** MATERIAL PROVIDED **
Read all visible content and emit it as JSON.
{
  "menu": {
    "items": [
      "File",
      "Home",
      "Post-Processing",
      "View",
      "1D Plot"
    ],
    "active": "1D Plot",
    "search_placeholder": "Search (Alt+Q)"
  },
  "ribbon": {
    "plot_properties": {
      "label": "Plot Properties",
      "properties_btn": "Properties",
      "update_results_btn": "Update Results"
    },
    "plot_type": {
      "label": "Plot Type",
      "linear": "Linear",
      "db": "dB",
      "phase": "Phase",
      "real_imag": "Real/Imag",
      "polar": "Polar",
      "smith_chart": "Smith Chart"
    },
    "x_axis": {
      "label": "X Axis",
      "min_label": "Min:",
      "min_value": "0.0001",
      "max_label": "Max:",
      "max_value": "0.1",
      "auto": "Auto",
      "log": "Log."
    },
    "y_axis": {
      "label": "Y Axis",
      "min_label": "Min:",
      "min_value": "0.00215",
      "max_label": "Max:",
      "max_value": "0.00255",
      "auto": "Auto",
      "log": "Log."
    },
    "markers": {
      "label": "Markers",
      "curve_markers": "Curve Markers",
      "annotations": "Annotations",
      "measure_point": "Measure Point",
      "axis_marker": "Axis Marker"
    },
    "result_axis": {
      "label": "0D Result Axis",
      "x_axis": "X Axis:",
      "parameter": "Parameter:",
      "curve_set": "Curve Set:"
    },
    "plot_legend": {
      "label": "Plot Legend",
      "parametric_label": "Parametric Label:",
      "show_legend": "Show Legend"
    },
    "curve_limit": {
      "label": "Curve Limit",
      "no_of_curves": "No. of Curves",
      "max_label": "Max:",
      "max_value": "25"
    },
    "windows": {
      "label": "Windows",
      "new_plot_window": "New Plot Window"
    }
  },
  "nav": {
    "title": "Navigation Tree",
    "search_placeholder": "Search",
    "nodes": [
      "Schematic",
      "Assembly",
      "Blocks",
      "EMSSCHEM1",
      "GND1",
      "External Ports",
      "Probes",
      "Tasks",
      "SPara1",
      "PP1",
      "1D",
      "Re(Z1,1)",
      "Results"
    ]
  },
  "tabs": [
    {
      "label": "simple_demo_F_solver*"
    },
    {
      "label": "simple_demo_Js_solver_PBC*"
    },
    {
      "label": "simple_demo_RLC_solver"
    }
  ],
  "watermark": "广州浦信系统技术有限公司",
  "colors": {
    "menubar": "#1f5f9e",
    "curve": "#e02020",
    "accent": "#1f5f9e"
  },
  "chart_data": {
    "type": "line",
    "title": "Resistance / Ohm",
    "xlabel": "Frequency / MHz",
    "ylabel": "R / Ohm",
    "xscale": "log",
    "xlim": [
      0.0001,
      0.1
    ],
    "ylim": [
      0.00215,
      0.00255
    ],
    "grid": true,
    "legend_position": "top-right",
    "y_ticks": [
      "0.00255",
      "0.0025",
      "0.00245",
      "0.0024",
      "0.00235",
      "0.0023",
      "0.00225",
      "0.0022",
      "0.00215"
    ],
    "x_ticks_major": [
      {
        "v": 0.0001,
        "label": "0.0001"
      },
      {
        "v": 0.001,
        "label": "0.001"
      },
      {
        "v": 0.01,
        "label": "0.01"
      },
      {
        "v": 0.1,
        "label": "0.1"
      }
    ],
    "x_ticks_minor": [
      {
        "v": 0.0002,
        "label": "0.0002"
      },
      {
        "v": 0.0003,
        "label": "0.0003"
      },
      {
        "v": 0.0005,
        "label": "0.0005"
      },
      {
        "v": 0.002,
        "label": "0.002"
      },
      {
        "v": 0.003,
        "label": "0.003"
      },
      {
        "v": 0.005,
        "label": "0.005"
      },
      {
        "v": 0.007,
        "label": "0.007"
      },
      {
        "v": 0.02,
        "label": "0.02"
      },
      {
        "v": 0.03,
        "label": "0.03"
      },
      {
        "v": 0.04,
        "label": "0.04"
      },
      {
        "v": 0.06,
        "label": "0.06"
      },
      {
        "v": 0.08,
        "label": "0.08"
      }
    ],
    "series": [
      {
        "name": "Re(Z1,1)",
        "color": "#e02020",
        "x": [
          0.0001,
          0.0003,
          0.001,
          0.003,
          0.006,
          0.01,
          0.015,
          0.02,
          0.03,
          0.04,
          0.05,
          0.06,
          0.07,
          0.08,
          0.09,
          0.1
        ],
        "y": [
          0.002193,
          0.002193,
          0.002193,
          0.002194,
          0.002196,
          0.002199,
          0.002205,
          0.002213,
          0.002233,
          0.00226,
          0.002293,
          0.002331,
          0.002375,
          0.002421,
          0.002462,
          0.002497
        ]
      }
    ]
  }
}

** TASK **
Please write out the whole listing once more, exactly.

** PROBLEM SOLUTION **
Read all visible content and emit it as JSON.
{
  "menu": {
    "items": [
      "File",
      "Home",
      "Post-Processing",
      "View",
      "1D Plot"
    ],
    "active": "1D Plot",
    "search_placeholder": "Search (Alt+Q)"
  },
  "ribbon": {
    "plot_properties": {
      "label": "Plot Properties",
      "properties_btn": "Properties",
      "update_results_btn": "Update Results"
    },
    "plot_type": {
      "label": "Plot Type",
      "linear": "Linear",
      "db": "dB",
      "phase": "Phase",
      "real_imag": "Real/Imag",
      "polar": "Polar",
      "smith_chart": "Smith Chart"
    },
    "x_axis": {
      "label": "X Axis",
      "min_label": "Min:",
      "min_value": "0.0001",
      "max_label": "Max:",
      "max_value": "0.1",
      "auto": "Auto",
      "log": "Log."
    },
    "y_axis": {
      "label": "Y Axis",
      "min_label": "Min:",
      "min_value": "0.00215",
      "max_label": "Max:",
      "max_value": "0.00255",
      "auto": "Auto",
      "log": "Log."
    },
    "markers": {
      "label": "Markers",
      "curve_markers": "Curve Markers",
      "annotations": "Annotations",
      "measure_point": "Measure Point",
      "axis_marker": "Axis Marker"
    },
    "result_axis": {
      "label": "0D Result Axis",
      "x_axis": "X Axis:",
      "parameter": "Parameter:",
      "curve_set": "Curve Set:"
    },
    "plot_legend": {
      "label": "Plot Legend",
      "parametric_label": "Parametric Label:",
      "show_legend": "Show Legend"
    },
    "curve_limit": {
      "label": "Curve Limit",
      "no_of_curves": "No. of Curves",
      "max_label": "Max:",
      "max_value": "25"
    },
    "windows": {
      "label": "Windows",
      "new_plot_window": "New Plot Window"
    }
  },
  "nav": {
    "title": "Navigation Tree",
    "search_placeholder": "Search",
    "nodes": [
      "Schematic",
      "Assembly",
      "Blocks",
      "EMSSCHEM1",
      "GND1",
      "External Ports",
      "Probes",
      "Tasks",
      "SPara1",
      "PP1",
      "1D",
      "Re(Z1,1)",
      "Results"
    ]
  },
  "tabs": [
    {
      "label": "simple_demo_F_solver*"
    },
    {
      "label": "simple_demo_Js_solver_PBC*"
    },
    {
      "label": "simple_demo_RLC_solver"
    }
  ],
  "watermark": "广州浦信系统技术有限公司",
  "colors": {
    "menubar": "#1f5f9e",
    "curve": "#e02020",
    "accent": "#1f5f9e"
  },
  "chart_data": {
    "type": "line",
    "title": "Resistance / Ohm",
    "xlabel": "Frequency / MHz",
    "ylabel": "R / Ohm",
    "xscale": "log",
    "xlim": [
      0.0001,
      0.1
    ],
    "ylim": [
      0.00215,
      0.00255
    ],
    "grid": true,
    "legend_position": "top-right",
    "y_ticks": [
      "0.00255",
      "0.0025",
      "0.00245",
      "0.0024",
      "0.00235",
      "0.0023",
      "0.00225",
      "0.0022",
      "0.00215"
    ],
    "x_ticks_major": [
      {
        "v": 0.0001,
        "label": "0.0001"
      },
      {
        "v": 0.001,
        "label": "0.001"
      },
      {
        "v": 0.01,
        "label": "0.01"
      },
      {
        "v": 0.1,
        "label": "0.1"
      }
    ],
    "x_ticks_minor": [
      {
        "v": 0.0002,
        "label": "0.0002"
      },
      {
        "v": 0.0003,
        "label": "0.0003"
      },
      {
        "v": 0.0005,
        "label": "0.0005"
      },
      {
        "v": 0.002,
        "label": "0.002"
      },
      {
        "v": 0.003,
        "label": "0.003"
      },
      {
        "v": 0.005,
        "label": "0.005"
      },
      {
        "v": 0.007,
        "label": "0.007"
      },
      {
        "v": 0.02,
        "label": "0.02"
      },
      {
        "v": 0.03,
        "label": "0.03"
      },
      {
        "v": 0.04,
        "label": "0.04"
      },
      {
        "v": 0.06,
        "label": "0.06"
      },
      {
        "v": 0.08,
        "label": "0.08"
      }
    ],
    "series": [
      {
        "name": "Re(Z1,1)",
        "color": "#e02020",
        "x": [
          0.0001,
          0.0003,
          0.001,
          0.003,
          0.006,
          0.01,
          0.015,
          0.02,
          0.03,
          0.04,
          0.05,
          0.06,
          0.07,
          0.08,
          0.09,
          0.1
        ],
        "y": [
          0.002193,
          0.002193,
          0.002193,
          0.002194,
          0.002196,
          0.002199,
          0.002205,
          0.002213,
          0.002233,
          0.00226,
          0.002293,
          0.002331,
          0.002375,
          0.002421,
          0.002462,
          0.002497
        ]
      }
    ]
  }
}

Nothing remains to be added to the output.